▸ Task to carry out: Go through the data and copy each line where the word "this" shows up.
═══ Record extracts
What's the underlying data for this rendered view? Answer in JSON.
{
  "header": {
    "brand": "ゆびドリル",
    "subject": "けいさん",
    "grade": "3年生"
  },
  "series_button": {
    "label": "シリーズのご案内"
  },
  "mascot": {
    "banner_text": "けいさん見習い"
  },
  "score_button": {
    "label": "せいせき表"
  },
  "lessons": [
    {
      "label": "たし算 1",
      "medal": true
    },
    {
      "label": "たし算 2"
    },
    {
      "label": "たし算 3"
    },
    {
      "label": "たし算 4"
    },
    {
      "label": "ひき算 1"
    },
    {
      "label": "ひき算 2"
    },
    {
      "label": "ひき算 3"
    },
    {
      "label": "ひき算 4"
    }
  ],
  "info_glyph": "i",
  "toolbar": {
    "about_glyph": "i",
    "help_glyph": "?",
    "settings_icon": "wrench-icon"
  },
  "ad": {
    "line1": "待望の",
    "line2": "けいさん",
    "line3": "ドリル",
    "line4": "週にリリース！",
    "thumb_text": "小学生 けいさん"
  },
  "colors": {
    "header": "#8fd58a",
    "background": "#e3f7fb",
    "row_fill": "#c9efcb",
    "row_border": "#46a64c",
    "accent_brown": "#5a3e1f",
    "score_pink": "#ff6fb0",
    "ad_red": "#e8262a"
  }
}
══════
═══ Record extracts
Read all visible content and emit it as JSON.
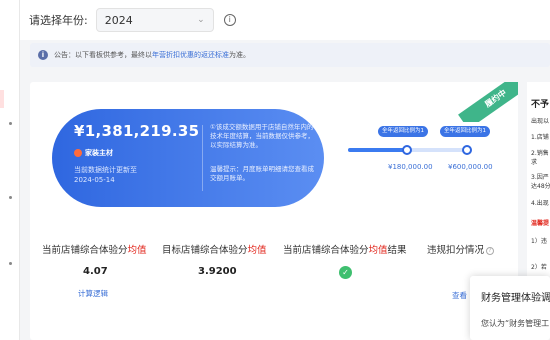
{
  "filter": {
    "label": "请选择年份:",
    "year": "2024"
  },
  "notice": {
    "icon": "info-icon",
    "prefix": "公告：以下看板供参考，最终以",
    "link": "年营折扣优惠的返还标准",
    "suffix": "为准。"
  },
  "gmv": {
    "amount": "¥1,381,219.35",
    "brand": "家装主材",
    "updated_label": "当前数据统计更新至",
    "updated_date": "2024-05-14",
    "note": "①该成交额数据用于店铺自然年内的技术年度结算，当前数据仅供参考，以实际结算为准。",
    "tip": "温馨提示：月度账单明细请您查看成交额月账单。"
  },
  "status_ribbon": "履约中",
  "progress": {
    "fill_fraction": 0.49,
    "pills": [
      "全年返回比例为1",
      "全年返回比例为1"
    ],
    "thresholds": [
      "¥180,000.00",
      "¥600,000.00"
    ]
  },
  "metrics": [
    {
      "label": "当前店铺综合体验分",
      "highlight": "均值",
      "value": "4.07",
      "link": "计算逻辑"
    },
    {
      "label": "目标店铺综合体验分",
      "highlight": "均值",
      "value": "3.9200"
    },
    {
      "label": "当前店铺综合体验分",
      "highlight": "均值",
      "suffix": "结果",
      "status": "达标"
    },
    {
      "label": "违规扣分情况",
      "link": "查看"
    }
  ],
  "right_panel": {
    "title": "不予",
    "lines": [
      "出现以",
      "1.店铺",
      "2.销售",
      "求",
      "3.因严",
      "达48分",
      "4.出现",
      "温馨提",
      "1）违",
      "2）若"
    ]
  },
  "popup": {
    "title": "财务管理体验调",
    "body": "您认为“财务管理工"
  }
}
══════
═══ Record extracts
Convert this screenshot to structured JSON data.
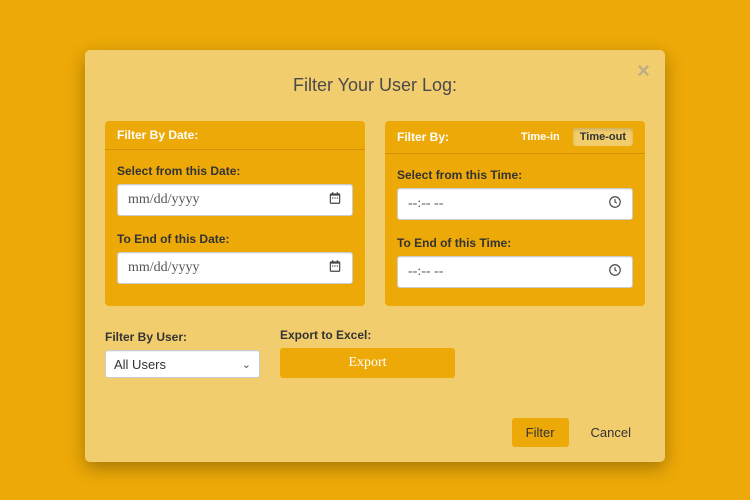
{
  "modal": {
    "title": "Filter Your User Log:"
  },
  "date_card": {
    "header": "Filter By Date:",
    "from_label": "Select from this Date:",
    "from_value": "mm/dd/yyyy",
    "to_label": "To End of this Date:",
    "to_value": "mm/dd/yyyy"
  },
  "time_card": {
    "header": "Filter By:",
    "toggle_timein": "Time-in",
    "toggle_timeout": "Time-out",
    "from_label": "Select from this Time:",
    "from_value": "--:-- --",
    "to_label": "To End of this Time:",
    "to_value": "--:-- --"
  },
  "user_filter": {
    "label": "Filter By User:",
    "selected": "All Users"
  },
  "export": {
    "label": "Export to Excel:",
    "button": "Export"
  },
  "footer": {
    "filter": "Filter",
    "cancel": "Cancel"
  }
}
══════
▸ Finished task:
What's the underlying data for this rendered view? Answer in JSON.
Convert this screenshot to structured JSON data.
    "from_label": "Select from this Date:",
    "to_label": "To End of this Date:",
    "from_label": "Select from this Time:",
    "to_label": "To End of this Time:",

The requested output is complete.